Summary: The Mid-Brunhes dissolution interval (MBDI) represents a period of global carbonate dissolution, lasting several hundred thousand years, centred around Marine Isotope Stage (MIS) 11. Here we report the effects of dissolution in ODP core 982, taken from 1134 m in the North Atlantic. Paradoxically, records of atmospheric CO2 from Antarctic ice-cores reveal no long term trend over the last 400 kyr and suggest that CO2 during MIS 11 was no higher than during the present interglacial. We suggest that a global increase in pelagic carbonate production during this period, possibly related to the proliferation of the Gephyrocapsa coccolithophore, could have altered marine carbonate chemistry in such a way as to drive increased dissolution under the constraints of steady state. An increase in the production of carbonate in surface waters would cause a drawdown of global carbonate saturation and increase dissolution at the seafloor. In order to reconcile the record of atmospheric CO2 variability we suggest that an increase in the flux of organic matter from the surface to deep ocean, associated with either a net increase in primary production or the enhanced ballasting effect provided by an increased flux of CaCO3, could have countered the effect of increased calcification on CO2. Abstract Copyright (2006) Elsevier, B.V.

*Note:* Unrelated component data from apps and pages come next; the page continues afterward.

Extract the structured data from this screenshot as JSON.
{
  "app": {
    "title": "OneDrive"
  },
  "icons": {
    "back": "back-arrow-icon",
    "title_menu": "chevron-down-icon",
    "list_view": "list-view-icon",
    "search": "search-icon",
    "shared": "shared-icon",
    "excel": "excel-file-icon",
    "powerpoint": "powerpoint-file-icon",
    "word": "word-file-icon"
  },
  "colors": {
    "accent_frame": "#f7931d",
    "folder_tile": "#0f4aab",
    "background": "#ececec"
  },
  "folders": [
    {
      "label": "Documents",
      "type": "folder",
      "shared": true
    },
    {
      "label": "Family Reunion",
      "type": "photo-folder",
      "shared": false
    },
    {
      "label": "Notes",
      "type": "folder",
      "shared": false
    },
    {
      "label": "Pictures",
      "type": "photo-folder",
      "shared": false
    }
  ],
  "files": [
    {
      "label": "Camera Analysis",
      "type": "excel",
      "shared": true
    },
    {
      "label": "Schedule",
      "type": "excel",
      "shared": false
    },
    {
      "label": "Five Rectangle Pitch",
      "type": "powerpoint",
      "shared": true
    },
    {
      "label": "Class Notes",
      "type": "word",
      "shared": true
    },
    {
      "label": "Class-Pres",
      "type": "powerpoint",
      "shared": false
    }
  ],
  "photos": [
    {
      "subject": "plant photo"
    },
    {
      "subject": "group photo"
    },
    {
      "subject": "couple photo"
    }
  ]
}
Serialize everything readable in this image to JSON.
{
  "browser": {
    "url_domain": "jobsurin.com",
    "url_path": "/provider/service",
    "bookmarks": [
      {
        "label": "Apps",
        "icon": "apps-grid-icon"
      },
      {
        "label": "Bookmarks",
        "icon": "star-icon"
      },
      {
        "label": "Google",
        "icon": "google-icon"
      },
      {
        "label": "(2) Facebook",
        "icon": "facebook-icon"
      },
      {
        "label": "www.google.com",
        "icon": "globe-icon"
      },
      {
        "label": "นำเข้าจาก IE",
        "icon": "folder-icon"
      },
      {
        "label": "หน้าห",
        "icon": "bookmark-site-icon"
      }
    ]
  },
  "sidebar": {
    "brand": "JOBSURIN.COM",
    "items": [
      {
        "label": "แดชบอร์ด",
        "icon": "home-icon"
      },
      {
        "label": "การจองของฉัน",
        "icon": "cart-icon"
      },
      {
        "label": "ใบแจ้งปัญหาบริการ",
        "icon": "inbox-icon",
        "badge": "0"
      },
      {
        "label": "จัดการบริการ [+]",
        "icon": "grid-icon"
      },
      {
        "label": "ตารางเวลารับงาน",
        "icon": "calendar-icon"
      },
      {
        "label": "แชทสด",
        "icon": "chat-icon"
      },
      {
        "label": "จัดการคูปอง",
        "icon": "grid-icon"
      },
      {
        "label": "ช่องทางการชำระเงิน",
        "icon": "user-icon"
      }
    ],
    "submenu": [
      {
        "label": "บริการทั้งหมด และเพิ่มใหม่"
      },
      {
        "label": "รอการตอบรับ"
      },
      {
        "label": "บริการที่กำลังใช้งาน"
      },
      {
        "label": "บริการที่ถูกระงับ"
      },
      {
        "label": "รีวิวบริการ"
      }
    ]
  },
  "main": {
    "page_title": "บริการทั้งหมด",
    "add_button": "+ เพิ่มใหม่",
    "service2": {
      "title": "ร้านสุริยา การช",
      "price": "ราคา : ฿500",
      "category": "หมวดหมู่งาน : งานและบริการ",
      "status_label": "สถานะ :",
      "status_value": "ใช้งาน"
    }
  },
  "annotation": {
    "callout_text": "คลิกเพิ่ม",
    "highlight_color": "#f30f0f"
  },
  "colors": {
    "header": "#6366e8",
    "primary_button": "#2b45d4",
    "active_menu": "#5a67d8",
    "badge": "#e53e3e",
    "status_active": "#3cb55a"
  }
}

Year of Publication: 2006
Research Program: ODP Ocean Drilling Program
Key Words: 24 Surficial Geology, Quaternary Geology; Algae; Alkaline earth metals; Antarctica; Atlantic Ocean; Brunhes Chron; C-13/C-12; Calcification; Calcium; Calcium carbonate; Carbon; Carbon dioxide; Carbonate sediments; Cenozoic; Chemical ratios; Climate change; Coccolithophoraceae; Cores; Correlation; Dome C; EPICA; Foraminifera; Geochemistry; Gephyrocapsa; Globigerina; Globigerinacea; Globigerinidae; Ice cores; Invertebrata; Isotope ratios; Isotopes; Leg 162; MIS 11; Marine sediments; Metals; Microfossils; North Atlantic; ODP Site 982; Ocean Drilling Program; Organic carbon; Paleo-oceanography; Paleoclimatology; Pelagic environment; Plantae; Protista; Quaternary; Rockall Bank; Rotaliina; Sediments; Shells; Sr/Ca; Stable isotopes; Strontium; Upper Quaternary; Wilkes Land
Coordinates: N573100 N573100 W0155200 W0155200
Record ID: 2010003545
Copyright Information: GeoRef, Copyright 2019 American Geosciences Institute. Reference includes data from CAPCAS, Elsevier Scientific Publishers, Amsterdam, Netherlands